This actually goes above and beyond my pistol and rifle reloading for a very low percentage of people actually reload their own shotshells compared to cased ammunition. This is due to many reasons, but the most common reason I hear is based upon the added complexity associated with shotshells. The excuse I used for many years was a little different. Because shotshell presses are very specific to size and gauge of shotshell, I did not see a benefit at first to investing that much money in an item that was so singularly designed and only fit a single purpose. I like to get into tools and activities that are multi purpose. With my case loaders I can do any number of cartridges just by swapping out a few components.
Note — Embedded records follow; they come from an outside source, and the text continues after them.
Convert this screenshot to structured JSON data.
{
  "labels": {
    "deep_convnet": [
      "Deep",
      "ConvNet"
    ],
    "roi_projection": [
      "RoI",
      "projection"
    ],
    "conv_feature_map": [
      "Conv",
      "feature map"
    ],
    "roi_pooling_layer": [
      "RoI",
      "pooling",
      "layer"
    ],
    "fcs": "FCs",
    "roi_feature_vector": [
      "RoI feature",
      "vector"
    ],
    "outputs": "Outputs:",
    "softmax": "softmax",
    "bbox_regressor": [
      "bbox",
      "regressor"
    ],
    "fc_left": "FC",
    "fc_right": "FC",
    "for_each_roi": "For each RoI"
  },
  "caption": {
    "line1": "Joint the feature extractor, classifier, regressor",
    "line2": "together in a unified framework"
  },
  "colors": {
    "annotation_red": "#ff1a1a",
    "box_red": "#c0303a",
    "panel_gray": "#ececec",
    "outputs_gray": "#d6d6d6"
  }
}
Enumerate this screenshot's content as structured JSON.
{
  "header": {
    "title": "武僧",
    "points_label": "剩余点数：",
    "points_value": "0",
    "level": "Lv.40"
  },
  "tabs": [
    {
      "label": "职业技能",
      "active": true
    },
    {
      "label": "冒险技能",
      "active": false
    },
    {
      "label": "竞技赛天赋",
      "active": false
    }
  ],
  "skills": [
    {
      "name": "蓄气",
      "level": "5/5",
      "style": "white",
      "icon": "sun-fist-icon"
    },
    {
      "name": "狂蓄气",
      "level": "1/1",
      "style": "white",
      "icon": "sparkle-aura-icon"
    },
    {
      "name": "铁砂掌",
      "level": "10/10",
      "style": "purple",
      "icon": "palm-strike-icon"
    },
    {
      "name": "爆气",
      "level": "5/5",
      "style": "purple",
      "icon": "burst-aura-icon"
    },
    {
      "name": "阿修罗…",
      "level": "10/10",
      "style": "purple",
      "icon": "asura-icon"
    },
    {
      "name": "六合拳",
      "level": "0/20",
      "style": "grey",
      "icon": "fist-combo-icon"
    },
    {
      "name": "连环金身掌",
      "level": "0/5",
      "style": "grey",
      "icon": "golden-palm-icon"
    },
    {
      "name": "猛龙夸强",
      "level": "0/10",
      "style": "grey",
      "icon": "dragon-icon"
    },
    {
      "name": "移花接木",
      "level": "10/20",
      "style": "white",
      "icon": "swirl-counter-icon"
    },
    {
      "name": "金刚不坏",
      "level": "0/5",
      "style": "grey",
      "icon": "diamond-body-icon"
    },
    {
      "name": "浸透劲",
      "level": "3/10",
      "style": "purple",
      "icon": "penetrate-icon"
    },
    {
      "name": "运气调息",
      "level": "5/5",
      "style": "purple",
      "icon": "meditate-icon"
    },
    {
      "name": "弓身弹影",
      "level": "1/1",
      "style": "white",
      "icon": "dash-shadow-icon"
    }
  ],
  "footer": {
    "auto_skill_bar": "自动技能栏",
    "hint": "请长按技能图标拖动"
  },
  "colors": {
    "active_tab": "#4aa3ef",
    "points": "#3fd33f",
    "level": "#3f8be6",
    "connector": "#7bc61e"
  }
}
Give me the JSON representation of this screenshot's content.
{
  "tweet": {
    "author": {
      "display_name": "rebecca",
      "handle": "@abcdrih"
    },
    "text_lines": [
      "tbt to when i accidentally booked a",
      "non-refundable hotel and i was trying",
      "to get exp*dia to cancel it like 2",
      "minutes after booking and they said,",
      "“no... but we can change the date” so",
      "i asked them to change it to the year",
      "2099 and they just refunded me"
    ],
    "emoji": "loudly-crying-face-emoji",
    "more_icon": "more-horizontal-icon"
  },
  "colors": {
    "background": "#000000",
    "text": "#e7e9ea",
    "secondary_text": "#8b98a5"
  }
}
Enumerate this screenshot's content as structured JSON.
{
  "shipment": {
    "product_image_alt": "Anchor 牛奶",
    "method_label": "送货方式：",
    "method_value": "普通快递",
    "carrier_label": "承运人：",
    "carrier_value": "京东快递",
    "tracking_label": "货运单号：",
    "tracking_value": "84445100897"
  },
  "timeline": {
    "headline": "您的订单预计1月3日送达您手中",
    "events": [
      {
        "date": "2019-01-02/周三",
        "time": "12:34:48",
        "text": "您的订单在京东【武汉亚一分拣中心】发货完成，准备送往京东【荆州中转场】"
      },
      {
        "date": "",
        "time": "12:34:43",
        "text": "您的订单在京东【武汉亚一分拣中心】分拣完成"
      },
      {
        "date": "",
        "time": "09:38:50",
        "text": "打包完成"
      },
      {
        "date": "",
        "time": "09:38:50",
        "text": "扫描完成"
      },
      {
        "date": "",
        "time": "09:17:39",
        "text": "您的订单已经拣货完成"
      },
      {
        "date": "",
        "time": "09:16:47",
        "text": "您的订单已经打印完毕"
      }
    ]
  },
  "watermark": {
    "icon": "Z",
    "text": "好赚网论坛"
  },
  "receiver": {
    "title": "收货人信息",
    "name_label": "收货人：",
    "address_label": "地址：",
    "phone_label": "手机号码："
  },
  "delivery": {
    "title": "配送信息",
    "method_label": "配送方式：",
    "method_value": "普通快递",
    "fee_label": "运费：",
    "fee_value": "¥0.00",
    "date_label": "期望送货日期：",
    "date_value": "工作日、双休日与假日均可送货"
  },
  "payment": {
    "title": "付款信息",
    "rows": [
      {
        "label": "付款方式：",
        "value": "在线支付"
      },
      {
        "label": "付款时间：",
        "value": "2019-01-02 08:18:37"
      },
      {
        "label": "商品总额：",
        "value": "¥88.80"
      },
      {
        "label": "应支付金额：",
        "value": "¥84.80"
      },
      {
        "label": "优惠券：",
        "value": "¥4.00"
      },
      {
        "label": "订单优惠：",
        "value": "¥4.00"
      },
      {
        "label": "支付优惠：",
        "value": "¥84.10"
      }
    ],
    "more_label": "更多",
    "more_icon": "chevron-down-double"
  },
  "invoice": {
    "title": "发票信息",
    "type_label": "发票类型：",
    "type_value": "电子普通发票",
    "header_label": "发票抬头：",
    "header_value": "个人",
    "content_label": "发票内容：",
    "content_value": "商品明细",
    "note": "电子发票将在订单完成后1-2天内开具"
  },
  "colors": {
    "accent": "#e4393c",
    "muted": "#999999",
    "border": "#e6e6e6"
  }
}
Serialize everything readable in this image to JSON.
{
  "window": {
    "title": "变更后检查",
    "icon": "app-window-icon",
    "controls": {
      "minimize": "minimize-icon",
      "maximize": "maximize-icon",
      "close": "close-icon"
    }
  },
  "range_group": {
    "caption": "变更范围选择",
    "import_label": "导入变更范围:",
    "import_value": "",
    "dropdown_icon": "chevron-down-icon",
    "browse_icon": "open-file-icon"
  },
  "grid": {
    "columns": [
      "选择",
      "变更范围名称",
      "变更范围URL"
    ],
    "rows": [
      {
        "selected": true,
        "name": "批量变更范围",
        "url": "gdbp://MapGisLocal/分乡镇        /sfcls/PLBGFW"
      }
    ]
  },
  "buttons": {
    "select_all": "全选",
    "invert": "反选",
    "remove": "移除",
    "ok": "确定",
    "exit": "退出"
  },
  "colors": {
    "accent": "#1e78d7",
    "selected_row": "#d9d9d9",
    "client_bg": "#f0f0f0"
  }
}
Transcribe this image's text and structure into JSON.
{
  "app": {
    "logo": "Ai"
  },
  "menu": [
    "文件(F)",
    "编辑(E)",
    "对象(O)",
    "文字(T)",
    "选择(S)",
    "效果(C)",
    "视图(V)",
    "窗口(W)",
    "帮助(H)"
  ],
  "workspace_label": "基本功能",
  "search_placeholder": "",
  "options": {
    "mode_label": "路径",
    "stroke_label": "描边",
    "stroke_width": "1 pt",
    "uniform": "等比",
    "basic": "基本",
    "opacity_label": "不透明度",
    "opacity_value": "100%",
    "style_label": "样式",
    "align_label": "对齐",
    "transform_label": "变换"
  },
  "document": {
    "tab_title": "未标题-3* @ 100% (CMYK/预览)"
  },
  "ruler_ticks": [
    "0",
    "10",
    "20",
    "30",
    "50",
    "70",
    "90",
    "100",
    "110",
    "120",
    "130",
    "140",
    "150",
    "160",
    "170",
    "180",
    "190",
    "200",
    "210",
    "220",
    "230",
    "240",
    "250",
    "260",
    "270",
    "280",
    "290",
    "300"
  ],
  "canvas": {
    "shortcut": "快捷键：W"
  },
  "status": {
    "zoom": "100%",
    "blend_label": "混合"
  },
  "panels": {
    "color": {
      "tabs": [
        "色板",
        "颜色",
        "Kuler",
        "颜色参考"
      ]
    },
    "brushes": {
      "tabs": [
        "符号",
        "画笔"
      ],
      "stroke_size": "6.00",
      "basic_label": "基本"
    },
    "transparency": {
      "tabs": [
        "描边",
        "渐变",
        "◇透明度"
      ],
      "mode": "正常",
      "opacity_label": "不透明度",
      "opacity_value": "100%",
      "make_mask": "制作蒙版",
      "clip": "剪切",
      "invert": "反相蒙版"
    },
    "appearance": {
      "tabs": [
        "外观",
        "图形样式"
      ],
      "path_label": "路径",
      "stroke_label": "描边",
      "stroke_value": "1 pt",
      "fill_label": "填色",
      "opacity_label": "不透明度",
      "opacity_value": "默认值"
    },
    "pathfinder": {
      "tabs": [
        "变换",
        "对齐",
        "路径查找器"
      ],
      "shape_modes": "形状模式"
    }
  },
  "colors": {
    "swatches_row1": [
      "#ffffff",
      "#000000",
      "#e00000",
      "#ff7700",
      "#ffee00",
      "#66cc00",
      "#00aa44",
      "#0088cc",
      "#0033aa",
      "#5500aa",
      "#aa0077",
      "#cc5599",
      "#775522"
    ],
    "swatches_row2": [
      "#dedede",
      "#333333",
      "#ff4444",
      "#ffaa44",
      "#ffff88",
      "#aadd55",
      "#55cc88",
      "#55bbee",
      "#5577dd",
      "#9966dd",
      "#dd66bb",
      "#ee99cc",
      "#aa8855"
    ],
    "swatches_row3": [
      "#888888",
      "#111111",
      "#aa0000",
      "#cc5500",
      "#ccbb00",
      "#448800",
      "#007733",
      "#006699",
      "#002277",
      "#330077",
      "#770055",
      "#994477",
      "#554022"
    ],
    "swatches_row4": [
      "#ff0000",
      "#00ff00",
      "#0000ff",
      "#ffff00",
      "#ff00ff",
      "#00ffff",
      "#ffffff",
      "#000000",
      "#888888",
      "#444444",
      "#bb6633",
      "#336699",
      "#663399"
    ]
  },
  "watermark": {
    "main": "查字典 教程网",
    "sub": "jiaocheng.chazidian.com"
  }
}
To do the same on a shotshell reloader I have to buy an entirely new press.
If I had not run into this tremendous deal on my MEC 9000GN where I got it for about 50% of MSRP, I would probably not have gotten into shotshell reloading. I would have said that I was going to get the equipment, but I would have balked at the price every time I got ready to buy one. This is not because it is a useless investment, but it simply is an investment of time AND money that I was not sure I wanted to make. Learning to load shotshells is quite a bit different from cases and thus creates a learning curve that I was not totally sure justified the end result. As a disclaimer, I do see a huge advantage to reloading your shotshells. The guys I see with special loads seem to drop more birds that those of us that are content to buying the cheapest thing we can find. Reloading is definitely a better choice.
There are several companies that produce reloading equipment for shotshells. Lee, Ponsness Warren and MEC are probably the most common reloading presses out there. MEC kind of holds the top spot at this time with regard to how many loaders are out there in people’s homes and how many companies sell their products. This makes it easier for you if you do get a MEC, although I am not familiar enough with the other models and makers to really explain why one is better than another. I can regurgitate the information spewed out by my family members for I caught all sorts of hell by not buying a Ponsness Warren.
From what I can gather from my family, the Ponsness Warren reloaders will do a “tapered crimp” that the MEC “won’t do.” Online I found that a simple adjustment allows me to do a “tapered crimp” so I don’t see this as an issue. My family also states that the hull is supported all the way through the entire reload process so it will have no issues with being loaded via a magazine. I am told that my MEC has a collet resizer and just in case, I got a MEC Super Sizer. Problem solved with this one. The last thing I have been told is that the PW is MUCH stouter and tougher than the MEC, although I see many MEC reloaders that are over 40 years old and have produced 1000’s of shells. The construction of the MEC is also much simpler and allows me the ability to use Universal Charge Bars to make swapping loads easier and less costly since no new bushings will need to be purchased. Honestly, I don’t see what the fuss one way or another is all about.
Here are a few pictures of my reloading area. Many of the pieces are not totally set up yet because of new purchases, modifications or upgrades.If you decide to take the plunge into reloading, whether it be shotshell or case, it is very important to make sure you don’t just blow $1k without an actual plan. Let’s take my case loading area for instance. When I first started loading, I picked up a Lee Classic reloading kit for about $100. They are a bit more expensive now. Even though I now have 3 other presses, 1 of which is a progressive, I still use the items from that initial kit even today. The hand primer that comes in the kit is actually the quickest and slickest ways to prime cases. I love it and actually use the crap out of it when I am doing my precision reloads for hunting. Take this approach if you get into shotshell reloading as well. If you decide that you want to “take the plunge” ensure that you get something that can be used later one. For instance, getting a MEC Steelmaster for 3 1/2″ 12 gauge shells can be used for quite a while to make very precise goose loads. MEC 9000 series progressive can be swapped for 2 3/4″ and 3″, but will not do 3 1/2″ shells. This means that the initial investment for reloading goose loads can actually get you into the game fairly inexpensively, but will continue to get use even if you spring for a progressive MEC 9000 series.
Hopefully, this helps you to make up your mind and lets you get your start in shotshell reloading. Just remember that about 90% of what people claim as “fact” about their preferred brand is actually not fact. It is mostly opinion or false claims. Do you homework and ensure you get what fits your needs and budget.